Buddhism originated from Northern India around the 6th Century BC. Siddharta Gautama who would become known as the Buddha (awakened or enlightened one) practiced yogic techniques and meditation. Some of the Sanskrit words/expressions were familiar to me through my studies of the Yoga Sutras. The Yoga Sutras were written about 2,200 years ago and the 196 aphorisms cover the whole philosophy of yoga from the ethical standards through meditation to Samadhi or Bliss state (where there is no I or Mine).

One can see that Buddhism is inscribed into the landscape of Bhutan via the prayer flags on the mountain sides and roofs , white and red Chortens (receptacle for offerings) with prayer wheels of different sizes, images of Buddhist Saints. In the courtyard of the Paro Dzong (Citadel) there are several murals, rich in tradition and colour. The paintings I really liked are the “Four friends (the peacock, rabbit, monkey and elephant promoting teamwork) and the “Wheel of life” (cycle of birth, death and recarnation). The images of the three Buddhas in the Phunaka Dzong will stay with me forever.  Each Buddha sits on a lotus-flower throne with legs crossed and they represent the past, present and future, all expressed with their hand gestures (mudras).  You will find trinity in yoga; just think of the secret sound of AUM which we chant.

The ultimate goal of Buddhism is enlightment.  Buddhists are very aware of the three elements of Karma which are: actions, their effect and their consequences.

Through my travels in Bhutan I saw the gentle and courteous interaction between different generations, the importance of family and respect they have for all living and nature.  It seemed that people were content with their life and inner peace radiated on their faces in a shy smile.

I believe this trip was important for my personal development and brought me closer the true meaning of yoga which is to unite mind, body and spirit and to live in the present.

Four friends – promoting team work

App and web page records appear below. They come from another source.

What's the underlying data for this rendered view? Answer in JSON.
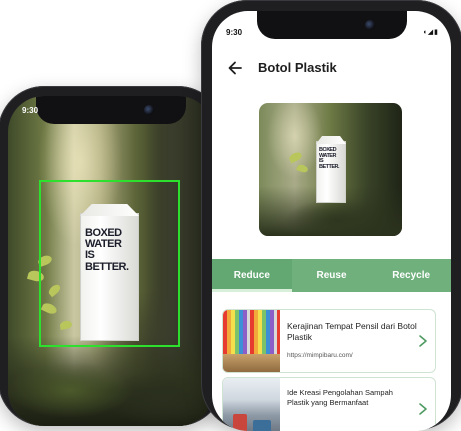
{
  "left_phone": {
    "status_time": "9:30",
    "carton_text": [
      "BOXED",
      "WATER",
      "IS",
      "BETTER."
    ]
  },
  "right_phone": {
    "status_time": "9:30",
    "status_icons": "wifi-icon signal-icon battery-icon",
    "header": {
      "title": "Botol Plastik"
    },
    "product_carton_text": [
      "BOXED",
      "WATER",
      "IS",
      "BETTER."
    ],
    "tabs": [
      {
        "label": "Reduce",
        "active": true
      },
      {
        "label": "Reuse",
        "active": false
      },
      {
        "label": "Recycle",
        "active": false
      }
    ],
    "articles": [
      {
        "title": "Kerajinan Tempat Pensil dari Botol Plastik",
        "url": "https://mimpibaru.com/"
      },
      {
        "title": "Ide Kreasi Pengolahan Sampah Plastik yang Bermanfaat",
        "url": ""
      }
    ]
  },
  "colors": {
    "accent_green": "#6fb07c",
    "scan_box": "#2ee02e",
    "chevron": "#4f9b62"
  }
}
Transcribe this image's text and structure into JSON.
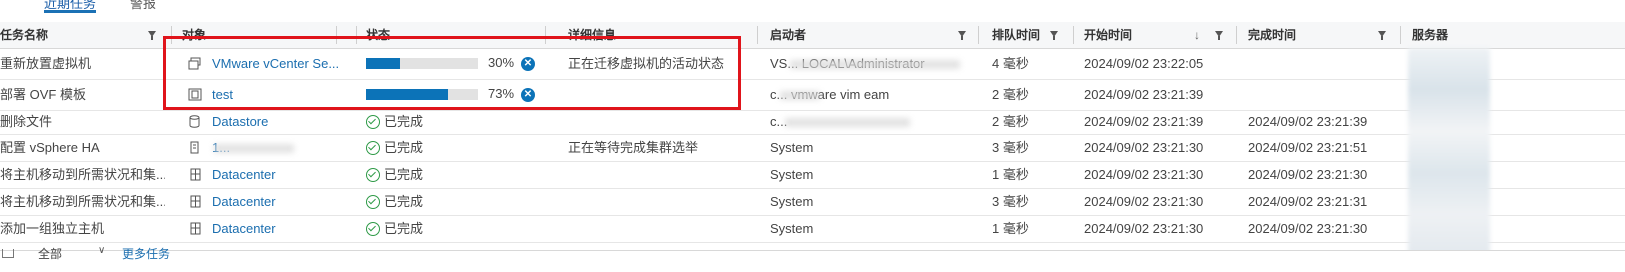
{
  "tabs": [
    {
      "label": "近期任务",
      "active": true
    },
    {
      "label": "警报",
      "active": false
    }
  ],
  "columns": {
    "task": "任务名称",
    "target": "对象",
    "status": "状态",
    "details": "详细信息",
    "initiator": "启动者",
    "queued": "排队时间",
    "start": "开始时间",
    "completion": "完成时间",
    "server": "服务器"
  },
  "sort_indicator": "↓",
  "rows": [
    {
      "task": "重新放置虚拟机",
      "target_icon": "vm-icon",
      "target": "VMware vCenter Se...",
      "status_type": "progress",
      "progress": 0.3,
      "progress_label": "30%",
      "details": "正在迁移虚拟机的活动状态",
      "initiator": "VS... LOCAL\\Administrator",
      "queued": "4 毫秒",
      "start": "2024/09/02 23:22:05",
      "completion": ""
    },
    {
      "task": "部署 OVF 模板",
      "target_icon": "vapp-icon",
      "target": "test",
      "status_type": "progress",
      "progress": 0.73,
      "progress_label": "73%",
      "details": "",
      "initiator": "c... vmware vim eam",
      "queued": "2 毫秒",
      "start": "2024/09/02 23:21:39",
      "completion": ""
    },
    {
      "task": "删除文件",
      "target_icon": "datastore-icon",
      "target": "Datastore",
      "status_type": "done",
      "status_label": "已完成",
      "details": "",
      "initiator": "c...",
      "queued": "2 毫秒",
      "start": "2024/09/02 23:21:39",
      "completion": "2024/09/02 23:21:39"
    },
    {
      "task": "配置 vSphere HA",
      "target_icon": "host-icon",
      "target": "1...",
      "status_type": "done",
      "status_label": "已完成",
      "details": "正在等待完成集群选举",
      "initiator": "System",
      "queued": "3 毫秒",
      "start": "2024/09/02 23:21:30",
      "completion": "2024/09/02 23:21:51"
    },
    {
      "task": "将主机移动到所需状况和集...",
      "target_icon": "datacenter-icon",
      "target": "Datacenter",
      "status_type": "done",
      "status_label": "已完成",
      "details": "",
      "initiator": "System",
      "queued": "1 毫秒",
      "start": "2024/09/02 23:21:30",
      "completion": "2024/09/02 23:21:30"
    },
    {
      "task": "将主机移动到所需状况和集...",
      "target_icon": "datacenter-icon",
      "target": "Datacenter",
      "status_type": "done",
      "status_label": "已完成",
      "details": "",
      "initiator": "System",
      "queued": "3 毫秒",
      "start": "2024/09/02 23:21:30",
      "completion": "2024/09/02 23:21:31"
    },
    {
      "task": "添加一组独立主机",
      "target_icon": "datacenter-icon",
      "target": "Datacenter",
      "status_type": "done",
      "status_label": "已完成",
      "details": "",
      "initiator": "System",
      "queued": "1 毫秒",
      "start": "2024/09/02 23:21:30",
      "completion": "2024/09/02 23:21:30"
    }
  ],
  "footer": {
    "filter_label": "全部",
    "more_tasks": "更多任务"
  },
  "colors": {
    "accent": "#0c73b8",
    "link": "#1b6eaf",
    "highlight": "#e0141b",
    "success": "#2e9a47"
  }
}
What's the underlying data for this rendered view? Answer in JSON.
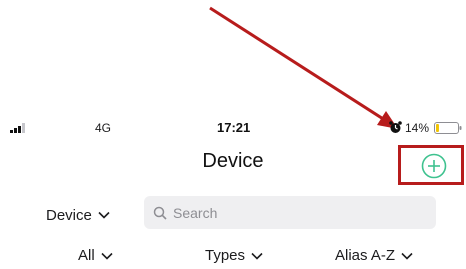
{
  "status_bar": {
    "network": "4G",
    "time": "17:21",
    "battery_percent": "14%",
    "battery_level": 0.14,
    "battery_color": "#f2c500"
  },
  "nav": {
    "title": "Device",
    "add_icon": "add-circle-icon",
    "accent_color": "#3ec28f",
    "highlight_color": "#b71c1c"
  },
  "filters": {
    "device_dropdown_label": "Device",
    "search_placeholder": "Search",
    "all_label": "All",
    "types_label": "Types",
    "sort_label": "Alias A-Z"
  }
}
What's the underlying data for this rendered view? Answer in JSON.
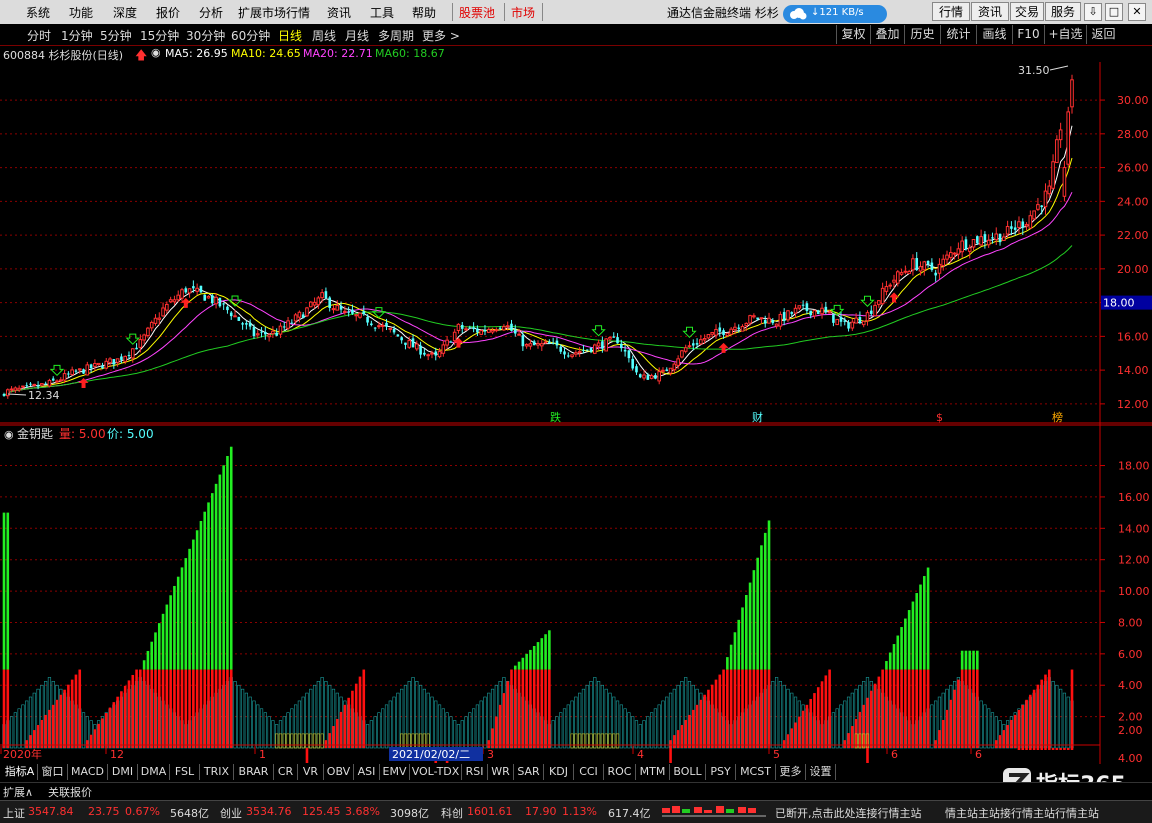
{
  "menu": {
    "items": [
      "系统",
      "功能",
      "深度",
      "报价",
      "分析",
      "扩展市场行情",
      "资讯",
      "工具",
      "帮助"
    ],
    "highlight_items": [
      "股票池",
      "市场"
    ],
    "title": "通达信金融终端 杉杉",
    "cloud_speed": "↓121 KB/s",
    "right_buttons": [
      "行情",
      "资讯",
      "交易",
      "服务"
    ],
    "window_buttons": [
      "⇩",
      "□",
      "✕"
    ]
  },
  "periods": {
    "items": [
      "分时",
      "1分钟",
      "5分钟",
      "15分钟",
      "30分钟",
      "60分钟",
      "日线",
      "周线",
      "月线",
      "多周期",
      "更多 >"
    ],
    "active_index": 6,
    "right_buttons": [
      "复权",
      "叠加",
      "历史",
      "统计",
      "画线",
      "F10",
      "+自选",
      "返回"
    ]
  },
  "info": {
    "stock": "600884 杉杉股份(日线)",
    "ma5": "MA5: 26.95",
    "ma10": "MA10: 24.65",
    "ma20": "MA20: 22.71",
    "ma60": "MA60: 18.67"
  },
  "colors": {
    "up": "#ff3030",
    "down": "#54ffff",
    "ma5": "#ffffff",
    "ma10": "#ffff00",
    "ma20": "#ff44ff",
    "ma60": "#22cc22",
    "grid": "#8b0000",
    "axis": "#cc0000",
    "vol_green": "#22ee22",
    "vol_red": "#ff1010",
    "vol_cyan": "#1aa0a0",
    "vol_yellow": "#c8c830"
  },
  "price_axis": {
    "ticks": [
      "30.00",
      "28.00",
      "26.00",
      "24.00",
      "22.00",
      "20.00",
      "18.00",
      "16.00",
      "14.00",
      "12.00"
    ],
    "current_price": "18.00"
  },
  "annotations": {
    "high_label": "31.50",
    "low_label": "12.34",
    "event_tags": [
      "跌",
      "财",
      "$",
      "榜"
    ]
  },
  "indicator": {
    "name": "金钥匙",
    "vol_label": "量: 5.00",
    "price_label": "价: 5.00",
    "ticks": [
      "18.00",
      "16.00",
      "14.00",
      "12.00",
      "10.00",
      "8.00",
      "6.00",
      "4.00",
      "2.00",
      "2.00",
      "4.00"
    ]
  },
  "time_axis": {
    "labels": [
      "2020年",
      "12",
      "1",
      "3",
      "4",
      "5",
      "6",
      "6"
    ],
    "cursor_date": "2021/02/02/二"
  },
  "indicator_tabs": [
    "指标A",
    "窗口",
    "MACD",
    "DMI",
    "DMA",
    "FSL",
    "TRIX",
    "BRAR",
    "CR",
    "VR",
    "OBV",
    "ASI",
    "EMV",
    "VOL-TDX",
    "RSI",
    "WR",
    "SAR",
    "KDJ",
    "CCI",
    "ROC",
    "MTM",
    "BOLL",
    "PSY",
    "MCST",
    "更多",
    "设置"
  ],
  "ext_tabs": [
    "扩展∧",
    "关联报价"
  ],
  "status": {
    "sh_name": "上证",
    "sh_index": "3547.84",
    "sh_change": "23.75",
    "sh_pct": "0.67%",
    "sh_amount": "5648亿",
    "cy_name": "创业",
    "cy_index": "3534.76",
    "cy_change": "125.45",
    "cy_pct": "3.68%",
    "cy_amount": "3098亿",
    "kc_name": "科创",
    "kc_index": "1601.61",
    "kc_change": "17.90",
    "kc_pct": "1.13%",
    "kc_amount": "617.4亿",
    "message": "已断开,点击此处连接行情主站",
    "message_scroll": "情主站主站接行情主站行情主站"
  },
  "watermark": "指标365",
  "chart_data": {
    "type": "candlestick",
    "title": "600884 杉杉股份(日线)",
    "ylim": [
      11.4,
      31.9
    ],
    "series_desc": "daily OHLC with MA5/MA10/MA20/MA60, Dec 2020 to Jul 2021, low 12.34, high 31.50",
    "anchors": [
      [
        0,
        12.7
      ],
      [
        6,
        12.9
      ],
      [
        12,
        13.2
      ],
      [
        18,
        13.8
      ],
      [
        24,
        14.2
      ],
      [
        30,
        14.6
      ],
      [
        36,
        15.6
      ],
      [
        42,
        17.6
      ],
      [
        48,
        18.8
      ],
      [
        54,
        18.3
      ],
      [
        60,
        17.4
      ],
      [
        66,
        16.1
      ],
      [
        72,
        16.2
      ],
      [
        78,
        17.2
      ],
      [
        84,
        18.3
      ],
      [
        90,
        17.3
      ],
      [
        96,
        17.0
      ],
      [
        102,
        16.3
      ],
      [
        108,
        15.4
      ],
      [
        114,
        14.7
      ],
      [
        120,
        16.5
      ],
      [
        126,
        16.3
      ],
      [
        132,
        16.8
      ],
      [
        138,
        15.4
      ],
      [
        144,
        15.5
      ],
      [
        150,
        15.0
      ],
      [
        156,
        15.4
      ],
      [
        162,
        15.8
      ],
      [
        168,
        13.5
      ],
      [
        174,
        13.8
      ],
      [
        180,
        15.3
      ],
      [
        186,
        16.0
      ],
      [
        192,
        16.5
      ],
      [
        198,
        17.1
      ],
      [
        204,
        16.9
      ],
      [
        210,
        17.6
      ],
      [
        216,
        17.5
      ],
      [
        222,
        16.6
      ],
      [
        228,
        17.3
      ],
      [
        234,
        19.2
      ],
      [
        240,
        20.3
      ],
      [
        246,
        19.9
      ],
      [
        252,
        21.4
      ],
      [
        258,
        21.8
      ],
      [
        264,
        22.0
      ],
      [
        270,
        22.9
      ],
      [
        276,
        24.6
      ],
      [
        279,
        28.5
      ],
      [
        282,
        31.3
      ]
    ],
    "volume_bars_desc": "金钥匙 indicator histogram, 0 to 19"
  }
}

Wheel of Life (cyce of birth, death and recarnation)

Prayer flags and chortens with prayer wheel inside (powered by the creek running throgh the chorten)